◆ **Your task**:
Please return the listing below word for word, minus its pictures.

───── Records for the task ─────

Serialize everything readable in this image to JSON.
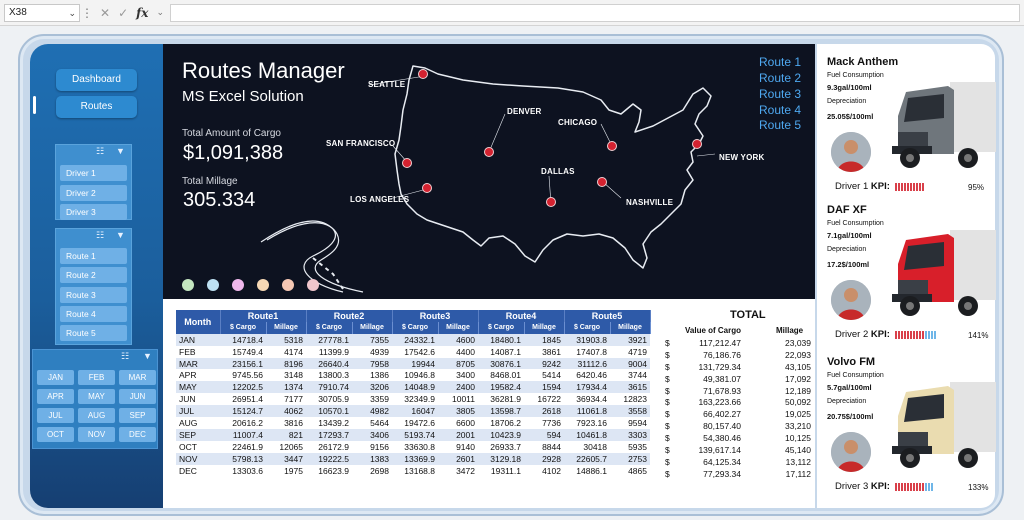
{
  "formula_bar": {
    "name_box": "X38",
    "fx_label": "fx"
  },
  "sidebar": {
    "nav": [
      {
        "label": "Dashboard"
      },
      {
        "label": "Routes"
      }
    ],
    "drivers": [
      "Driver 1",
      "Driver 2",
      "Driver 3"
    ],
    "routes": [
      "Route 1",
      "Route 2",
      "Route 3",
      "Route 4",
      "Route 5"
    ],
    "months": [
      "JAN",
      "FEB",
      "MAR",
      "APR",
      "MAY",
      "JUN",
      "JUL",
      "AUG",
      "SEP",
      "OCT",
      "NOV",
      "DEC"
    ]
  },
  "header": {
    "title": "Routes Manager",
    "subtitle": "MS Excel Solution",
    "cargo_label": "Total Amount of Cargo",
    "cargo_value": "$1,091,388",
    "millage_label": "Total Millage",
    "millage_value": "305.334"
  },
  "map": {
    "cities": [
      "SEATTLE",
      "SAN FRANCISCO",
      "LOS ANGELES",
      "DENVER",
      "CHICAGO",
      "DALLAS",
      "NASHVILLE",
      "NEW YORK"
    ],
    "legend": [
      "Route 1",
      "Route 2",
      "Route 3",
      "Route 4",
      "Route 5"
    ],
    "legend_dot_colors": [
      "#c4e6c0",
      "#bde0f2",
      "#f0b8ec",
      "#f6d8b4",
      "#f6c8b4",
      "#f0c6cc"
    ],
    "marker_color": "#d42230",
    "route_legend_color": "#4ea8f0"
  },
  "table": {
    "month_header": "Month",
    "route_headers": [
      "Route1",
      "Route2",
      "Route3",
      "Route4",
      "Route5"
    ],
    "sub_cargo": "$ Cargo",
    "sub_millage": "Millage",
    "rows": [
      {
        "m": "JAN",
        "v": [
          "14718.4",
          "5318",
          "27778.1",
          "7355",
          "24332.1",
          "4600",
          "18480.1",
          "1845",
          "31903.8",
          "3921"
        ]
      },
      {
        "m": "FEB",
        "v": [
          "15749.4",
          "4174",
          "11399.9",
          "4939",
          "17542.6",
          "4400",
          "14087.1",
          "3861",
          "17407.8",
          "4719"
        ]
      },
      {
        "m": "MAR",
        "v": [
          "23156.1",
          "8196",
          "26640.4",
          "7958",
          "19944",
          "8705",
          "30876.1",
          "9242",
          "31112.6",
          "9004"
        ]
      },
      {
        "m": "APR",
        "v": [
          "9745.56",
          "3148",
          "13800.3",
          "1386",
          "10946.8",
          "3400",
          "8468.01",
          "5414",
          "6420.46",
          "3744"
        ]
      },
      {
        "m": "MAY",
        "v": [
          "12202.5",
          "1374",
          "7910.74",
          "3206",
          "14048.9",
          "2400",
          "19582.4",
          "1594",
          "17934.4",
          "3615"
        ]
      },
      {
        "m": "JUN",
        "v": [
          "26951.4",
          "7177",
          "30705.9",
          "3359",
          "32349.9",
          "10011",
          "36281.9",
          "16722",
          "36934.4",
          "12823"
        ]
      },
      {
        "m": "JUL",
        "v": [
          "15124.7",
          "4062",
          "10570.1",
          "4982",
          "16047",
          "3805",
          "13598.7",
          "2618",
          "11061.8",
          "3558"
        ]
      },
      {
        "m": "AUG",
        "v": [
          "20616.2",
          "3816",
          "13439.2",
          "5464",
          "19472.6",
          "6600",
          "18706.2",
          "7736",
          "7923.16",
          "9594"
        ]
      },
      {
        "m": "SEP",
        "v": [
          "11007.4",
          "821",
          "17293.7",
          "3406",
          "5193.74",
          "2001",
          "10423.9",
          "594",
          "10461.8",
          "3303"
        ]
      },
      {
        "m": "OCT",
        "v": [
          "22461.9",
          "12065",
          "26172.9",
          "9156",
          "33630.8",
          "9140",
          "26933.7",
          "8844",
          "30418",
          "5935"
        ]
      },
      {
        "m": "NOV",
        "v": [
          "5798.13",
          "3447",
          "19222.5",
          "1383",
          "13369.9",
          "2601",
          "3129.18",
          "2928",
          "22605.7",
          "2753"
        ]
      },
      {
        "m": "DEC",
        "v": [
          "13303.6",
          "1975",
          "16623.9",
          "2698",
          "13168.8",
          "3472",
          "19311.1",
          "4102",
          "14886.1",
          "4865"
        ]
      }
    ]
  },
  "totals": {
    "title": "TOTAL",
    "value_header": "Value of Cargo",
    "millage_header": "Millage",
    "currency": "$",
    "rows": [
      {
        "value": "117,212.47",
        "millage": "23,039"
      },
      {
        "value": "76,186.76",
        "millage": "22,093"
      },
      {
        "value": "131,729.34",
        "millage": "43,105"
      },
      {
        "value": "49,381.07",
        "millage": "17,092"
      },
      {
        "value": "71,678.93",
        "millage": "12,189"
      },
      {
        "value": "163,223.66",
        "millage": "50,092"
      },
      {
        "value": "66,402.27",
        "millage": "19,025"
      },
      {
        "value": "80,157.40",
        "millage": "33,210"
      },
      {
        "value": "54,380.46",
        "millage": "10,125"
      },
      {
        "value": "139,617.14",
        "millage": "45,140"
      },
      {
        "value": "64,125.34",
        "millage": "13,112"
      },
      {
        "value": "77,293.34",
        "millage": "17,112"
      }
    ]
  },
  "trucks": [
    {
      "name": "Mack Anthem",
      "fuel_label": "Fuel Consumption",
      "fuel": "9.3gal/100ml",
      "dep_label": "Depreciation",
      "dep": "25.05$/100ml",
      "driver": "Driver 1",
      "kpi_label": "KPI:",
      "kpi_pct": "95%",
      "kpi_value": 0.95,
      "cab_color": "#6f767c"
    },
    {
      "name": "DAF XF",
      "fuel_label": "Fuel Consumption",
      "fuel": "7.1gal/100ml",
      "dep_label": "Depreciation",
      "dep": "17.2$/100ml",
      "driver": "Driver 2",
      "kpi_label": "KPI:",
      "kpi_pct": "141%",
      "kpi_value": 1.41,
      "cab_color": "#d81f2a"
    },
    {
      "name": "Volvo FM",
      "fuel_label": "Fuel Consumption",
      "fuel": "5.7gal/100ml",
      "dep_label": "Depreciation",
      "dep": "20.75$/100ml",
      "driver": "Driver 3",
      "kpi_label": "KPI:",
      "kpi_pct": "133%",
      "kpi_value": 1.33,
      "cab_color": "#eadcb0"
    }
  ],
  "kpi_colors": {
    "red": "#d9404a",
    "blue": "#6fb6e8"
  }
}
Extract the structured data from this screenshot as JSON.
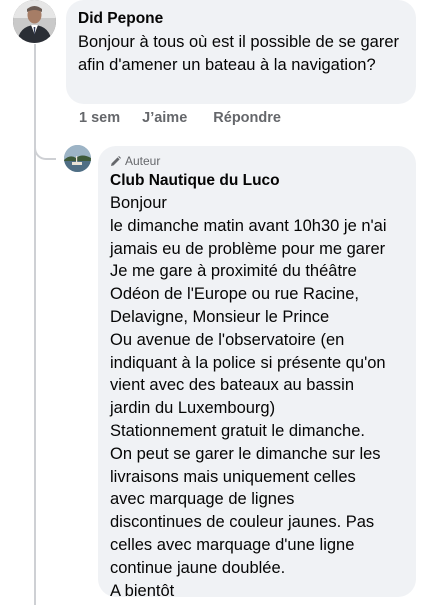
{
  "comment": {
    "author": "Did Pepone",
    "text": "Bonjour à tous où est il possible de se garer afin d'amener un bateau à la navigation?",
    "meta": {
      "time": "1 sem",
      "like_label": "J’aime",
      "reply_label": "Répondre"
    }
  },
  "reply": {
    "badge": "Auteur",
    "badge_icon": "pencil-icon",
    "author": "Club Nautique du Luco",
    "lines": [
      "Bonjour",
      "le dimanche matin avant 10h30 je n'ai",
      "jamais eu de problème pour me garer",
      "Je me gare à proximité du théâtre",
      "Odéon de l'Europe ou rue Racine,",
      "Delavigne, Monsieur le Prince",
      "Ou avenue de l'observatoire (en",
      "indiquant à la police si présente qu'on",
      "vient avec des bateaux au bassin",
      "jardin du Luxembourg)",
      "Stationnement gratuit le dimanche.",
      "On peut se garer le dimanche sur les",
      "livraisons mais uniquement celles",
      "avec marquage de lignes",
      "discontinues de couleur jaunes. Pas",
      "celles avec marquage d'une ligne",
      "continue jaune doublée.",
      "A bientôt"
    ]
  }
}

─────

◆ **Your response**:
Serialize everything readable in this image to JSON.
{
  "formula_bar": {
    "name_box": "X38",
    "fx_label": "fx"
  },
  "sidebar": {
    "nav": [
      {
        "label": "Dashboard"
      },
      {
        "label": "Routes"
      }
    ],
    "drivers": [
      "Driver 1",
      "Driver 2",
      "Driver 3"
    ],
    "routes": [
      "Route 1",
      "Route 2",
      "Route 3",
      "Route 4",
      "Route 5"
    ],
    "months": [
      "JAN",
      "FEB",
      "MAR",
      "APR",
      "MAY",
      "JUN",
      "JUL",
      "AUG",
      "SEP",
      "OCT",
      "NOV",
      "DEC"
    ]
  },
  "header": {
    "title": "Routes Manager",
    "subtitle": "MS Excel Solution",
    "cargo_label": "Total Amount of Cargo",
    "cargo_value": "$1,091,388",
    "millage_label": "Total Millage",
    "millage_value": "305.334"
  },
  "map": {
    "cities": [
      "SEATTLE",
      "SAN FRANCISCO",
      "LOS ANGELES",
      "DENVER",
      "CHICAGO",
      "DALLAS",
      "NASHVILLE",
      "NEW YORK"
    ],
    "legend": [
      "Route 1",
      "Route 2",
      "Route 3",
      "Route 4",
      "Route 5"
    ],
    "legend_dot_colors": [
      "#c4e6c0",
      "#bde0f2",
      "#f0b8ec",
      "#f6d8b4",
      "#f6c8b4",
      "#f0c6cc"
    ],
    "marker_color": "#d42230",
    "route_legend_color": "#4ea8f0"
  },
  "table": {
    "month_header": "Month",
    "route_headers": [
      "Route1",
      "Route2",
      "Route3",
      "Route4",
      "Route5"
    ],
    "sub_cargo": "$ Cargo",
    "sub_millage": "Millage",
    "rows": [
      {
        "m": "JAN",
        "v": [
          "14718.4",
          "5318",
          "27778.1",
          "7355",
          "24332.1",
          "4600",
          "18480.1",
          "1845",
          "31903.8",
          "3921"
        ]
      },
      {
        "m": "FEB",
        "v": [
          "15749.4",
          "4174",
          "11399.9",
          "4939",
          "17542.6",
          "4400",
          "14087.1",
          "3861",
          "17407.8",
          "4719"
        ]
      },
      {
        "m": "MAR",
        "v": [
          "23156.1",
          "8196",
          "26640.4",
          "7958",
          "19944",
          "8705",
          "30876.1",
          "9242",
          "31112.6",
          "9004"
        ]
      },
      {
        "m": "APR",
        "v": [
          "9745.56",
          "3148",
          "13800.3",
          "1386",
          "10946.8",
          "3400",
          "8468.01",
          "5414",
          "6420.46",
          "3744"
        ]
      },
      {
        "m": "MAY",
        "v": [
          "12202.5",
          "1374",
          "7910.74",
          "3206",
          "14048.9",
          "2400",
          "19582.4",
          "1594",
          "17934.4",
          "3615"
        ]
      },
      {
        "m": "JUN",
        "v": [
          "26951.4",
          "7177",
          "30705.9",
          "3359",
          "32349.9",
          "10011",
          "36281.9",
          "16722",
          "36934.4",
          "12823"
        ]
      },
      {
        "m": "JUL",
        "v": [
          "15124.7",
          "4062",
          "10570.1",
          "4982",
          "16047",
          "3805",
          "13598.7",
          "2618",
          "11061.8",
          "3558"
        ]
      },
      {
        "m": "AUG",
        "v": [
          "20616.2",
          "3816",
          "13439.2",
          "5464",
          "19472.6",
          "6600",
          "18706.2",
          "7736",
          "7923.16",
          "9594"
        ]
      },
      {
        "m": "SEP",
        "v": [
          "11007.4",
          "821",
          "17293.7",
          "3406",
          "5193.74",
          "2001",
          "10423.9",
          "594",
          "10461.8",
          "3303"
        ]
      },
      {
        "m": "OCT",
        "v": [
          "22461.9",
          "12065",
          "26172.9",
          "9156",
          "33630.8",
          "9140",
          "26933.7",
          "8844",
          "30418",
          "5935"
        ]
      },
      {
        "m": "NOV",
        "v": [
          "5798.13",
          "3447",
          "19222.5",
          "1383",
          "13369.9",
          "2601",
          "3129.18",
          "2928",
          "22605.7",
          "2753"
        ]
      },
      {
        "m": "DEC",
        "v": [
          "13303.6",
          "1975",
          "16623.9",
          "2698",
          "13168.8",
          "3472",
          "19311.1",
          "4102",
          "14886.1",
          "4865"
        ]
      }
    ]
  },
  "totals": {
    "title": "TOTAL",
    "value_header": "Value of Cargo",
    "millage_header": "Millage",
    "currency": "$",
    "rows": [
      {
        "value": "117,212.47",
        "millage": "23,039"
      },
      {
        "value": "76,186.76",
        "millage": "22,093"
      },
      {
        "value": "131,729.34",
        "millage": "43,105"
      },
      {
        "value": "49,381.07",
        "millage": "17,092"
      },
      {
        "value": "71,678.93",
        "millage": "12,189"
      },
      {
        "value": "163,223.66",
        "millage": "50,092"
      },
      {
        "value": "66,402.27",
        "millage": "19,025"
      },
      {
        "value": "80,157.40",
        "millage": "33,210"
      },
      {
        "value": "54,380.46",
        "millage": "10,125"
      },
      {
        "value": "139,617.14",
        "millage": "45,140"
      },
      {
        "value": "64,125.34",
        "millage": "13,112"
      },
      {
        "value": "77,293.34",
        "millage": "17,112"
      }
    ]
  },
  "trucks": [
    {
      "name": "Mack Anthem",
      "fuel_label": "Fuel Consumption",
      "fuel": "9.3gal/100ml",
      "dep_label": "Depreciation",
      "dep": "25.05$/100ml",
      "driver": "Driver 1",
      "kpi_label": "KPI:",
      "kpi_pct": "95%",
      "kpi_value": 0.95,
      "cab_color": "#6f767c"
    },
    {
      "name": "DAF XF",
      "fuel_label": "Fuel Consumption",
      "fuel": "7.1gal/100ml",
      "dep_label": "Depreciation",
      "dep": "17.2$/100ml",
      "driver": "Driver 2",
      "kpi_label": "KPI:",
      "kpi_pct": "141%",
      "kpi_value": 1.41,
      "cab_color": "#d81f2a"
    },
    {
      "name": "Volvo FM",
      "fuel_label": "Fuel Consumption",
      "fuel": "5.7gal/100ml",
      "dep_label": "Depreciation",
      "dep": "20.75$/100ml",
      "driver": "Driver 3",
      "kpi_label": "KPI:",
      "kpi_pct": "133%",
      "kpi_value": 1.33,
      "cab_color": "#eadcb0"
    }
  ],
  "kpi_colors": {
    "red": "#d9404a",
    "blue": "#6fb6e8"
  }
}
Extract the structured data from this screenshot as JSON.
{
  "comment": {
    "author": "Did Pepone",
    "text": "Bonjour à tous où est il possible de se garer afin d'amener un bateau à la navigation?",
    "meta": {
      "time": "1 sem",
      "like_label": "J’aime",
      "reply_label": "Répondre"
    }
  },
  "reply": {
    "badge": "Auteur",
    "badge_icon": "pencil-icon",
    "author": "Club Nautique du Luco",
    "lines": [
      "Bonjour",
      "le dimanche matin avant 10h30 je n'ai",
      "jamais eu de problème pour me garer",
      "Je me gare à proximité du théâtre",
      "Odéon de l'Europe ou rue Racine,",
      "Delavigne, Monsieur le Prince",
      "Ou avenue de l'observatoire (en",
      "indiquant à la police si présente qu'on",
      "vient avec des bateaux au bassin",
      "jardin du Luxembourg)",
      "Stationnement gratuit le dimanche.",
      "On peut se garer le dimanche sur les",
      "livraisons mais uniquement celles",
      "avec marquage de lignes",
      "discontinues de couleur jaunes. Pas",
      "celles avec marquage d'une ligne",
      "continue jaune doublée.",
      "A bientôt"
    ]
  }
}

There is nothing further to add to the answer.